After Arthur Andersen, Enron, Bear Stearns, Bank of America, Standard & Poors, and the current global economic problems, should we look to business people for accurate forecasts of any kind? Clayton Christensen presupposes that higher education is a business, and he wants us to listen to his predictions about education. Public institutions of higher education do not have profit as a goal, and many of them receive tax dollars because people agreed long ago that higher education is a public good, something they do not wish to abandon to the results of a cost-benefit analysis. Granted, that financial support has been diminishing steadily. Parents and their students, at least the ones with whom I communicate, do not wish state funding of public higher education to dwindle to nothing, leaving universities and colleges to compete the way Microsoft competes with Apple. Does Harvard, Mr. Christensen’s home institution, see its mission as putting Yale “out of business”? The premises with which Mr. Christensen conducts his recent writing about higher education are deeply flawed, agonistic, and deliberately divisive. He encourages what he calls “disruption.” Christensen’s view is to shift funding for education to where the numbers are, and to slash programs and majors that do not generate profit.
This is the place to mention a pertinent moment on “The Daily Show.” One of the guests, a person who worked on a television program, was bragging that his cable show had the highest ratings of any other. Mr. Stewart then pointed out that the guest might want to rethink what it means that a large number of people opt for a particular product.

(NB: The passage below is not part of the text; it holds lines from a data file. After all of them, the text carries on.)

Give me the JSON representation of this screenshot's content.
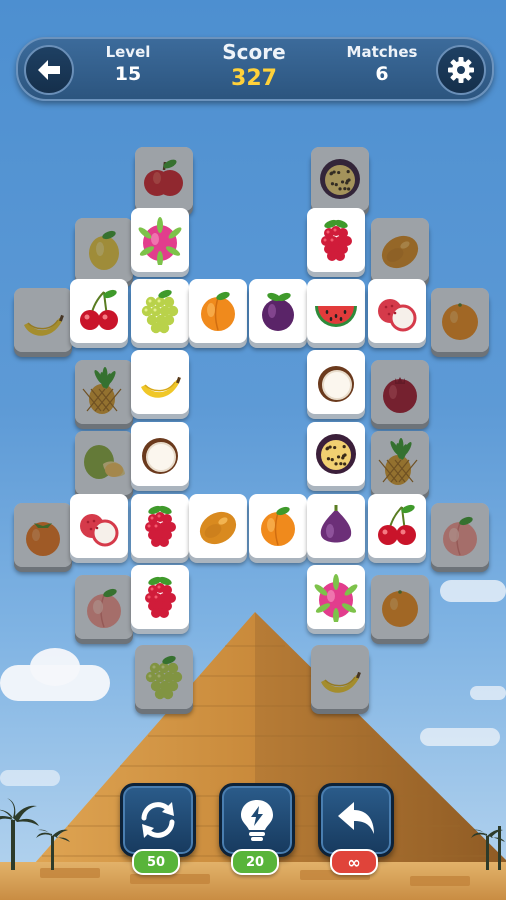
{
  "header": {
    "level_label": "Level",
    "level_value": "15",
    "score_label": "Score",
    "score_value": "327",
    "matches_label": "Matches",
    "matches_value": "6"
  },
  "colors": {
    "score_value": "#ffd13a",
    "hud_background": "#2f5a86",
    "tile_face": "#ffffff",
    "badge_green": "#58b43a",
    "badge_red": "#e0443a"
  },
  "tiles": [
    {
      "fruit": "apple",
      "state": "blocked"
    },
    {
      "fruit": "passion-fruit",
      "state": "blocked"
    },
    {
      "fruit": "lemon",
      "state": "blocked"
    },
    {
      "fruit": "dragon-fruit",
      "state": "free"
    },
    {
      "fruit": "raspberry",
      "state": "free"
    },
    {
      "fruit": "mango",
      "state": "blocked"
    },
    {
      "fruit": "banana",
      "state": "blocked"
    },
    {
      "fruit": "cherry",
      "state": "free"
    },
    {
      "fruit": "grapes",
      "state": "free"
    },
    {
      "fruit": "apricot",
      "state": "free"
    },
    {
      "fruit": "plum",
      "state": "free"
    },
    {
      "fruit": "watermelon",
      "state": "free"
    },
    {
      "fruit": "lychee",
      "state": "free"
    },
    {
      "fruit": "orange",
      "state": "blocked"
    },
    {
      "fruit": "pineapple",
      "state": "blocked"
    },
    {
      "fruit": "banana",
      "state": "free"
    },
    {
      "fruit": "coconut",
      "state": "free"
    },
    {
      "fruit": "pomegranate",
      "state": "blocked"
    },
    {
      "fruit": "guava",
      "state": "blocked"
    },
    {
      "fruit": "coconut",
      "state": "free"
    },
    {
      "fruit": "passion-fruit",
      "state": "free"
    },
    {
      "fruit": "pineapple",
      "state": "blocked"
    },
    {
      "fruit": "persimmon",
      "state": "blocked"
    },
    {
      "fruit": "lychee",
      "state": "free"
    },
    {
      "fruit": "raspberry",
      "state": "free"
    },
    {
      "fruit": "mango",
      "state": "free"
    },
    {
      "fruit": "apricot",
      "state": "free"
    },
    {
      "fruit": "fig",
      "state": "free"
    },
    {
      "fruit": "cherry",
      "state": "free"
    },
    {
      "fruit": "peach",
      "state": "blocked"
    },
    {
      "fruit": "peach",
      "state": "blocked"
    },
    {
      "fruit": "raspberry",
      "state": "free"
    },
    {
      "fruit": "dragon-fruit",
      "state": "free"
    },
    {
      "fruit": "orange",
      "state": "blocked"
    },
    {
      "fruit": "grapes",
      "state": "blocked"
    },
    {
      "fruit": "banana",
      "state": "blocked"
    }
  ],
  "powerups": [
    {
      "name": "shuffle",
      "icon": "shuffle-arrows-icon",
      "count": "50"
    },
    {
      "name": "hint",
      "icon": "lightbulb-icon",
      "count": "20"
    },
    {
      "name": "undo",
      "icon": "undo-arrow-icon",
      "count": "∞"
    }
  ]
}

Stewart said, “I was not aware that ratings equaled quality. I am going to reassess my feelings about the show Three’s Company.”